How can businesses drive measurable, positive social change? This was the question put to me along with hundreds of entrepreneurs, business leaders, educators and school pupils at the WildHearts Global Entrepreneurial Leaders (GEL) Summits, hosted by RBS at their offices in Edinburgh and London.
As an attendee at the Edinburgh GEL Summit, I was lucky enough to hear WildHearts founder Mick Jackson speak about the group’s mission – to deliver social impact, locally and globally, through compassionate entrepreneurship and responsible business.
What that means for me is access to opportunities I don’t otherwise have. The WildHearts Micro-Tyco entrepreneurship training programme is a perfect example of this. The business challenge gives teams from schools, universities and businesses £1 seed capital and one month to grow it into as much money as possible. At the summit, we heard how organisations such as Deloitte, SSE and Jaguar Land Rover are using Micro-Tyco to attract and develop entrepreneurial talent. The programme is open to participants of all backgrounds, providing an opportunity for young people and fostering social mobility.
Educating people on the tangible benefit of responsible business is a key challenge. At the London GEL Summit Sophie Dutilloy of Johnson & Johnson addressed the issue, by talking about building the business case for buying sustainably. We also heard directly from social entrepreneurs such as Mel Young (Homeless World Cup) and Cecilia Crossley (From Babies with Love) on how their organisations are having a real impact on lives around the world.
To achieve change, responsible business must be a driver of commerce.
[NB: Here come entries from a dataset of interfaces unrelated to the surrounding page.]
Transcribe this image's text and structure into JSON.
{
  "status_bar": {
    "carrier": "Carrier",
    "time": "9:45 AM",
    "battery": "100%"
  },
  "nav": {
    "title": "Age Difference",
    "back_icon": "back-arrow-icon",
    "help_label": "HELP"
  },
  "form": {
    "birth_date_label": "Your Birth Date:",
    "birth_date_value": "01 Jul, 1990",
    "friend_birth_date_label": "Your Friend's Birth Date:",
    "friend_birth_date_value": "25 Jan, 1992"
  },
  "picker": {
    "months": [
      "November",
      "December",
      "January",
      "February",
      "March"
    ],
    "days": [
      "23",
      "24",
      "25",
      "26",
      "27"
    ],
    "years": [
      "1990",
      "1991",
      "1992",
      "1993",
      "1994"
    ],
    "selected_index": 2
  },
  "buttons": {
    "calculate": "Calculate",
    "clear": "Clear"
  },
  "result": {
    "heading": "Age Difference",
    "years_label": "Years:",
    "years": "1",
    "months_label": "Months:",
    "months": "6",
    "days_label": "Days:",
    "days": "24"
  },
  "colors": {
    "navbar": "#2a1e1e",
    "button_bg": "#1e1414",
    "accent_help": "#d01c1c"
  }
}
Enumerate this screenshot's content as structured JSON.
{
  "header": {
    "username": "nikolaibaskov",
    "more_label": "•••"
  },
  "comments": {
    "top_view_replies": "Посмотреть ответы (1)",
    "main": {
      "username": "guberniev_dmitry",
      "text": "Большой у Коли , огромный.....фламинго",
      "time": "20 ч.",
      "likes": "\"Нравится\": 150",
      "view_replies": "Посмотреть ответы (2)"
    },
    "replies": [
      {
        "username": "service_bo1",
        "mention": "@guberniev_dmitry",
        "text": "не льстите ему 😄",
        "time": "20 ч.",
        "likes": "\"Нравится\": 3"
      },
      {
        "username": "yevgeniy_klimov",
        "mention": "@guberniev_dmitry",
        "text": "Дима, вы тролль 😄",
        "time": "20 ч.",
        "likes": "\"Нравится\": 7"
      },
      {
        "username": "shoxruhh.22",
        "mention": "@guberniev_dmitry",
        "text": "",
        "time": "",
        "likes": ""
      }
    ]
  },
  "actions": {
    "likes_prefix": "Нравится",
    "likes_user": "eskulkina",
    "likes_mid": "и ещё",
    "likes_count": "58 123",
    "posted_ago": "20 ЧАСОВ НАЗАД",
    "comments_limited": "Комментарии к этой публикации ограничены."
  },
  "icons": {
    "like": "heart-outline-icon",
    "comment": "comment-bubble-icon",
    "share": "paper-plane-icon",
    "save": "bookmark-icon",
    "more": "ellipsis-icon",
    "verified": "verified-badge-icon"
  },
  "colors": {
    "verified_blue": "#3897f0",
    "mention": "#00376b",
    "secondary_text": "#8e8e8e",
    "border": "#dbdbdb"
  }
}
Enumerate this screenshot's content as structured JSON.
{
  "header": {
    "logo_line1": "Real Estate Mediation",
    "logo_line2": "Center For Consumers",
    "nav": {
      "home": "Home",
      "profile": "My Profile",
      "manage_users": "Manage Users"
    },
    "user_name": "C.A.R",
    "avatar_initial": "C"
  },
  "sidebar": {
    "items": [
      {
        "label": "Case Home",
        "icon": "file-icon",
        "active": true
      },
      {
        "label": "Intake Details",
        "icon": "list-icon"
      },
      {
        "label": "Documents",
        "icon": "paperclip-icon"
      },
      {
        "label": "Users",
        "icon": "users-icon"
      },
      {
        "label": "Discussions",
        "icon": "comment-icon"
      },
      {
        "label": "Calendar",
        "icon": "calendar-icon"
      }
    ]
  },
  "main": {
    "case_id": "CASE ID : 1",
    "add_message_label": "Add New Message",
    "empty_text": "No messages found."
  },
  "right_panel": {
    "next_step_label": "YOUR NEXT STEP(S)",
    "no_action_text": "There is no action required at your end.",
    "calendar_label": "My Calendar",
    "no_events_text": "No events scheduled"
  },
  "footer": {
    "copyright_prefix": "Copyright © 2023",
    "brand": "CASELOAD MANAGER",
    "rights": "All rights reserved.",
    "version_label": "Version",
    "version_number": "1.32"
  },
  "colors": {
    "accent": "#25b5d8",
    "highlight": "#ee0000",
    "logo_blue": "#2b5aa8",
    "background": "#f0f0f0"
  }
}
Or as Peter Holbrook of Social Enterprise UK put it at the London GEL “The world is changing, business is changing and economics is changing… this is a great opportunity.”
Learn more about WildHearts, and find out how you can get involved in social entrepreneurship.